Overall, the data has helped our team identify transgressions, unethical conduct, and compliance lapses across regions and sectors, making Flex a better place to work for our employees. It flags hotspots and, in some instances, we’ve been able to narrow these challenges to specific production lines in factories. The goal is to catch potential issues before they negatively impact our culture, and it’s been incredibly successful. Happier, safer employees are more productive workers, and that’s good news for our customers too. By getting ahead of problems, we’ve also saved significant money by eliminating outside counsel fees, investigative costs, and financial penalties.

Q. How do you think data, technology, and artificial intelligence should be used in compliance and ethics?

A. These technologies need to be at the center of everything compliance officers do. With an ever-expanding to-do list and new initiatives to support, these tools are critical for making informed decisions faster. We can collect the information at our disposal and use advanced technology like machine learning, artificial intelligence, and analytics to synthesize the data and identify trends.

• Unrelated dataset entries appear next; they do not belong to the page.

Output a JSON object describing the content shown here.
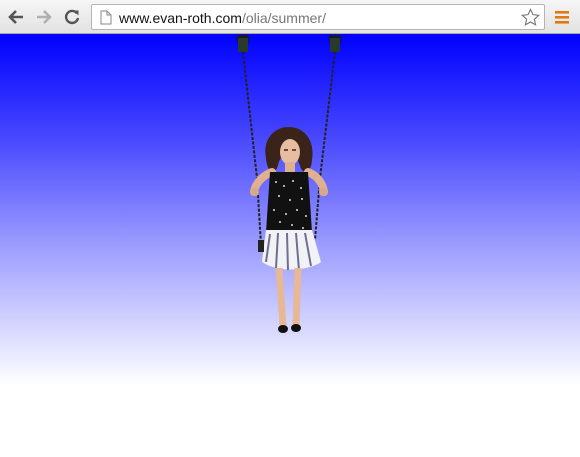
{
  "browser": {
    "url_host": "www.evan-roth.com",
    "url_path": "/olia/summer/",
    "icons": [
      "back-icon",
      "forward-icon",
      "reload-icon",
      "page-icon",
      "bookmark-star-icon",
      "menu-icon"
    ]
  },
  "page": {
    "sky_colors": [
      "#0000ff",
      "#ffffff"
    ]
  }
}
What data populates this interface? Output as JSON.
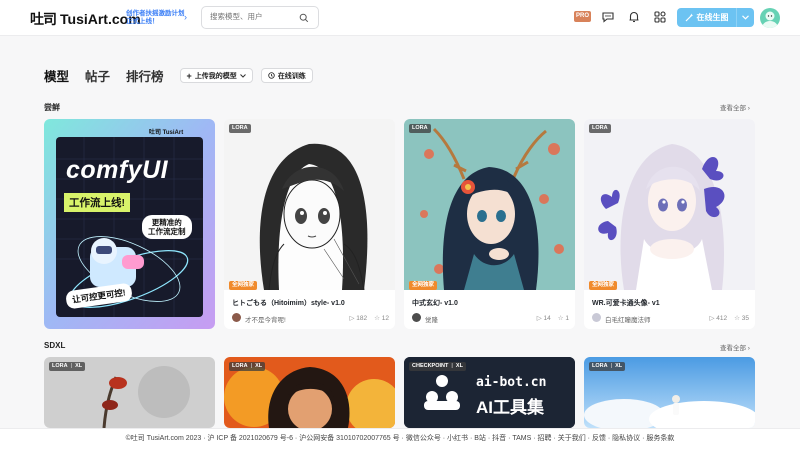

By eliminating the more time-consuming work and reducing human error, compliance and ethics officers can focus on making the best possible decision for the organization backed by data.

Q. How are environmental, social, and governance (ESG) strategies changing compliance and ethics?

A. Compliance teams are increasingly being asked to support ESG initiatives, and in many cases, play a key role in an organization’s sustainability strategy programs. Stakeholders, including investors, customers, and employees, are taking a closer look at how the brands they support perform against environmental and social issues.

These initiatives are designed to measure and eliminate risks related to climate change, employee safety matters, corruption, and other top-of-mind issues. But it’s not just risks inside the four walls of a business; leaders must consider issues outside their organization, such as human rights in the supply chain. With these complex considerations on board, it’s becoming essential for compliance leaders to have a seat at the table for all critical business dealings and ESG activities.

When it comes to ethics, ignorance is not an excuse. Careful vetting of partners, employees, and business processes is paramount.